Uni became a student of strength training and would repeatedly be challenged to demonstrate his strength. In one particular instance, a friend named John Grun Marx told him that he would perform a lift that no one else could. Marx slowly approached a thick-handled dumbbell, which weighed 226 pounds, and lifted it over his head. At the time, Marx and three others were the only men to have been known to accomplish such a feat. Louis, not known to turn down a challenge, attempted it as well but he lost control and it landed 10 feet behind him. This demonstrated that he had the ability to accomplish such a feat, he just needed more training.
Years later, he was challenged by Andre Brandelli, who claimed no one else in the world was capable of performing clean and jerk using his 278 pound barbell. After performing the feat, he turned to Louis smirking. Conscious of his strength, Louis grabbed the barbell and performed the feat.
The challenges only continued as Louis became more famous. A trio of Germans called the “Rassio Trio” approached Louis claiming that they would strip him of his title of “World’s Strongest Man.” For the challenge, Louis instructed them to bring a dumbbell which weighed 200 pounds onto the stage. However, hoping to trick Louis, a dumbbell which weighed 341 pounds was brought to the stage instead. Unable to notice the difference, Louis lifted the dumbell over his head. The Rassio Trio didn’t make much of this, but when it was their turn to lift the dumbbell, they were barely able to get it off the ground.
Some of Apollon the Mighty’s most notable feats of strength include an act called “Escaping Prisoner,” in which he would bend iron bars in order to escape from a cage, cleaning and jerking a 341 pound barbell, and lifting two train wheels (366 pounds) over his head.
2. Angus MacAskill (19th Century)
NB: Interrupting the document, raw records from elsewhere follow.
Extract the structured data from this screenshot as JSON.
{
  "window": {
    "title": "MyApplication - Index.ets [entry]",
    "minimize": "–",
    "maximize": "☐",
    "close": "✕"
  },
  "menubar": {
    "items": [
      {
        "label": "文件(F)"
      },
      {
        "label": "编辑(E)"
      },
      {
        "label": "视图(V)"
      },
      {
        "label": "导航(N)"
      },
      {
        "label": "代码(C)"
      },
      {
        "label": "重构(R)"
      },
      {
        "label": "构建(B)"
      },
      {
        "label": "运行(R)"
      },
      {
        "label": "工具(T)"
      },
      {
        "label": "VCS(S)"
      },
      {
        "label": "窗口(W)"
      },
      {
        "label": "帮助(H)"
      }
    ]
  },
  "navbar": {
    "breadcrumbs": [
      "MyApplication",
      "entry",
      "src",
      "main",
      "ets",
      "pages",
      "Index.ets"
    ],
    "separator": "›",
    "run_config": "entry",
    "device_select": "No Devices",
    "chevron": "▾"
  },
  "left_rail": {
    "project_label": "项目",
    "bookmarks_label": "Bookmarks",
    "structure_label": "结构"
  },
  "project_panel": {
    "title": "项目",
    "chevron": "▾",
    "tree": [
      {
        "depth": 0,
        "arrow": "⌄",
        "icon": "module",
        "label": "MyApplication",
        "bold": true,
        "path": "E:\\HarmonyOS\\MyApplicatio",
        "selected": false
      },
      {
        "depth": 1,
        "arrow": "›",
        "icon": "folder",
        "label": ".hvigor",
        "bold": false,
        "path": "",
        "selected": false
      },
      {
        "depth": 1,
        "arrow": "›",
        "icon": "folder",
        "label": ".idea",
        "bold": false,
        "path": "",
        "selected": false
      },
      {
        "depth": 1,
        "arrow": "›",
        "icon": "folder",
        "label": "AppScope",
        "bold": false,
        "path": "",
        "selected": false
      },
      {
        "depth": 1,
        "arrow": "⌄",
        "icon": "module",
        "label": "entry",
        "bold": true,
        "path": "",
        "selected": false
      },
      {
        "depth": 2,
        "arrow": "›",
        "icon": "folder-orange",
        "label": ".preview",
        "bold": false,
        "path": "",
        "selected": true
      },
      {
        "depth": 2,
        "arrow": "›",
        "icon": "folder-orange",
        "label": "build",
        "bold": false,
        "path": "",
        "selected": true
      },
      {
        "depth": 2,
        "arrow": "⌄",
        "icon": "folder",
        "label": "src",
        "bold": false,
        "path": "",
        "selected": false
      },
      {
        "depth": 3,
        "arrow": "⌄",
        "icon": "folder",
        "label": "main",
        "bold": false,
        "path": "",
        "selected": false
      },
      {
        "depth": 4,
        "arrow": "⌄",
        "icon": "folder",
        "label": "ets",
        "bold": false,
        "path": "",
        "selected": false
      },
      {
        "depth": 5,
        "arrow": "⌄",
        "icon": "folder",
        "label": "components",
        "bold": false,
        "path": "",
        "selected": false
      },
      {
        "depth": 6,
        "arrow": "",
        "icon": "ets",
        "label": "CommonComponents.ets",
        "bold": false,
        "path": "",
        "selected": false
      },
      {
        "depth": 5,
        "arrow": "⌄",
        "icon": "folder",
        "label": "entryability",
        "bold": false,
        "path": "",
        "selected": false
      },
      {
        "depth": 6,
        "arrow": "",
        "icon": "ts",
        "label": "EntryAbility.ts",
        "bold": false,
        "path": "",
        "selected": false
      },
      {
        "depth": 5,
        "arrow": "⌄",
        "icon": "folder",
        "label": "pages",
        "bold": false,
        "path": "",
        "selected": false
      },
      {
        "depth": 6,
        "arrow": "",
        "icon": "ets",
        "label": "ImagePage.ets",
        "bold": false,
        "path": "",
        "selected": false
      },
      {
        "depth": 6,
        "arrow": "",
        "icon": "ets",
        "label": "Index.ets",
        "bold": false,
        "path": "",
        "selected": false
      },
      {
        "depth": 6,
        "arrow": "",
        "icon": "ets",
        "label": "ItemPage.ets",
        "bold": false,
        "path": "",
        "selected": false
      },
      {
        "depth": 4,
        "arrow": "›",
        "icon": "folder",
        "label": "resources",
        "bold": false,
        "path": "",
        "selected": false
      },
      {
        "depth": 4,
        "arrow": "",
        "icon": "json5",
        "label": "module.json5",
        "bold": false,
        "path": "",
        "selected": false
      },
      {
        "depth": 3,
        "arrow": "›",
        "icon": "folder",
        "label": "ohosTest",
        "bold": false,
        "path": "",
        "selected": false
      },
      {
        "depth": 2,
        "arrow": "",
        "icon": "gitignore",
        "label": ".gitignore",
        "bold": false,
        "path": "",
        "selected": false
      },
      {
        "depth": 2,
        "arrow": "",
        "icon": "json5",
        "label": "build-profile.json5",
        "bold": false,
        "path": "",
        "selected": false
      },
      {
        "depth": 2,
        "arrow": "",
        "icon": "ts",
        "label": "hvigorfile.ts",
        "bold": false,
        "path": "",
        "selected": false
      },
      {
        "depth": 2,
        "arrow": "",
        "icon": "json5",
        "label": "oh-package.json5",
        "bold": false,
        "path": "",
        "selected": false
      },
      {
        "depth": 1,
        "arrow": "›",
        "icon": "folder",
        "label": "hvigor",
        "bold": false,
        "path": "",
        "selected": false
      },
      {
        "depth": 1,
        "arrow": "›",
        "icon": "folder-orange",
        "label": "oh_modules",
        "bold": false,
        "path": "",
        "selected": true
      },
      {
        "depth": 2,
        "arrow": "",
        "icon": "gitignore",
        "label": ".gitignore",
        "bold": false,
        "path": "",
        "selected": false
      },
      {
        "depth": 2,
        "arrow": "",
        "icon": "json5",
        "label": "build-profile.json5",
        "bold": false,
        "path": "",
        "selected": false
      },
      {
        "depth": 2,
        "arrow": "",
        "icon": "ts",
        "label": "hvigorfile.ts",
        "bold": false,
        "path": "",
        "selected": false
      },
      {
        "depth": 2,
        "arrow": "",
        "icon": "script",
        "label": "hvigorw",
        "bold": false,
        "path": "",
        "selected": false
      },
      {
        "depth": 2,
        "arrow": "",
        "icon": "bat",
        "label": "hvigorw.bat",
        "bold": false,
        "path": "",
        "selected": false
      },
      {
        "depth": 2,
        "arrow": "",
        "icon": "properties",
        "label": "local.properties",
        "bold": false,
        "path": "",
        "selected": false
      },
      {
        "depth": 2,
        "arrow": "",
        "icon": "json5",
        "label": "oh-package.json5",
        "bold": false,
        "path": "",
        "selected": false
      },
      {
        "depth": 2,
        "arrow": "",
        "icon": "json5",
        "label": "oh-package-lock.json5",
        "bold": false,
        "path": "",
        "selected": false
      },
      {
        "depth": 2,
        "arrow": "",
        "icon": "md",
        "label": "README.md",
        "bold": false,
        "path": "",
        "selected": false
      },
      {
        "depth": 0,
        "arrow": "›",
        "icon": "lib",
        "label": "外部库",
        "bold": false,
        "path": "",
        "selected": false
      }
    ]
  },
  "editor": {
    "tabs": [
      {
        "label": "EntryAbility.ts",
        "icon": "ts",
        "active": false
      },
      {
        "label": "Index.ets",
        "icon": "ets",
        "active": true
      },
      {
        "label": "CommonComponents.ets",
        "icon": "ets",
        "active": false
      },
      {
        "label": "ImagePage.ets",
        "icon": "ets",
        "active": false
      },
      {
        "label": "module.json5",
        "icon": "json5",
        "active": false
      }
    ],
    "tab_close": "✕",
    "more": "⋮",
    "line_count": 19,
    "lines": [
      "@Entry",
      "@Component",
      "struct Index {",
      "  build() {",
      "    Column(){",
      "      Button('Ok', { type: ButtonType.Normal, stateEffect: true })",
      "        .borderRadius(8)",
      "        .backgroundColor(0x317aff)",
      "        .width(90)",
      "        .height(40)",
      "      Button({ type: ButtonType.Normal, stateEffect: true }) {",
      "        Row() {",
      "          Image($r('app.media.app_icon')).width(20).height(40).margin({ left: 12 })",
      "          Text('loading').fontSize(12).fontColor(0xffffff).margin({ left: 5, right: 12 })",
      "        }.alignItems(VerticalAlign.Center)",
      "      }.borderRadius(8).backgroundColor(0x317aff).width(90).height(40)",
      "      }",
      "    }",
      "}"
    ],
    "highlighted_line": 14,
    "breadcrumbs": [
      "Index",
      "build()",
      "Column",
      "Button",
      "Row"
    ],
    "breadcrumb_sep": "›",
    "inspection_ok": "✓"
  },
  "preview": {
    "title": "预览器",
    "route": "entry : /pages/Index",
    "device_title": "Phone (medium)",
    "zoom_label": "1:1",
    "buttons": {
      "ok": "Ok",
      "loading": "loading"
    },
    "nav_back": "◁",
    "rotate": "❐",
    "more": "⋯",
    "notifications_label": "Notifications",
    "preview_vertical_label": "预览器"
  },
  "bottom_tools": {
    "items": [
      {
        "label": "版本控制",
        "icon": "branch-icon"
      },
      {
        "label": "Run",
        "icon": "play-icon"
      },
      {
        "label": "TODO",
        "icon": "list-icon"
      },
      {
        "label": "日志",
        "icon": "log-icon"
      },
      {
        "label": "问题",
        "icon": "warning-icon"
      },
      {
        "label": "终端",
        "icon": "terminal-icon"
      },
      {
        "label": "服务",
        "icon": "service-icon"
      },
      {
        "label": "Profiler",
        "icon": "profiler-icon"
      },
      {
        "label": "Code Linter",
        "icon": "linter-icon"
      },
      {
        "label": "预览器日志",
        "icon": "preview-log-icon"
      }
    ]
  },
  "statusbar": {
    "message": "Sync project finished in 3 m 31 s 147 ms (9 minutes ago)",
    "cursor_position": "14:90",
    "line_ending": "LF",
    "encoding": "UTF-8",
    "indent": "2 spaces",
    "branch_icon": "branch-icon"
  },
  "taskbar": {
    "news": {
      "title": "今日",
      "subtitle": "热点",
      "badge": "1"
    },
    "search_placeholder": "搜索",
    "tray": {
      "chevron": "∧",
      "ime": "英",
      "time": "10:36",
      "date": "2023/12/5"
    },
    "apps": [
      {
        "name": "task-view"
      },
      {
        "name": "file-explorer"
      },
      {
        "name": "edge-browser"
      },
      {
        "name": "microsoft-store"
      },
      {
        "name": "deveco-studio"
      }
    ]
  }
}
Angus MacAskill makes all of the strongman on our list look like ordinary people. According to the Guinness Book of World Records, MacAskill was the the largest true giant to have ever lived, and the man with the largest chest measurements of any non-obese man. Standing at 7-foot-10 (for reference, the man beside him in the above picture was 6-foot-5), MacAskill weighed 580 pounds, but what was so remarkable about him was the proportionality of his figure. He was free of growth abnormalities, with his size and strength was simply due to his genetics.
Born in 1825 on the Isle of Berneray in Scotland, MacAskill moved to Nova Scotia with his family as a child and eventually they settled in a fishing community. He was known in his community to have lifted “a 2,800 pound ship’s anchor to chest height, carry barrels weighing over 300 pounds under each arm, and was apparently able to single handedly set a 40-foot mast into a schooner deck.” Soon, the fishing community became too small for MacAskill and he joined P.T. Barnum’s circus. Word spread of his amazing size and strength. Queen Victoria eventually invited him to appear before her to give a demonstration at Windsor Castle. Afterwards she proclaimed him to be “the tallest, stoutest and strongest man to ever enter the palace.” She presented him with two gold rings in appreciation.
1. Thomas Inch (20th Century)
There aren’t many strongmen who left a mark on strength athletics like Thomas Inch. Born in Scarborough, England in 1881, Inch won the titles of both Britain’s Strongest Youth and Britain’s Strongest Man. However, his lasting legacy isn’t a feat of strength, but a mechanism of demonstrating strength.
Inch invented the “Thomas Inch Dumbbell.” It’s routinely used in strongman competitions because of its difficulty to lift. The dumbell weights 172 pounds, 9 ounces and it’s handle is extremely thick, making it difficult to hold onto without a forceful grip. And while Thomas Inch doesn’t have any records that remain, he will always have a dumbbell that bears his name.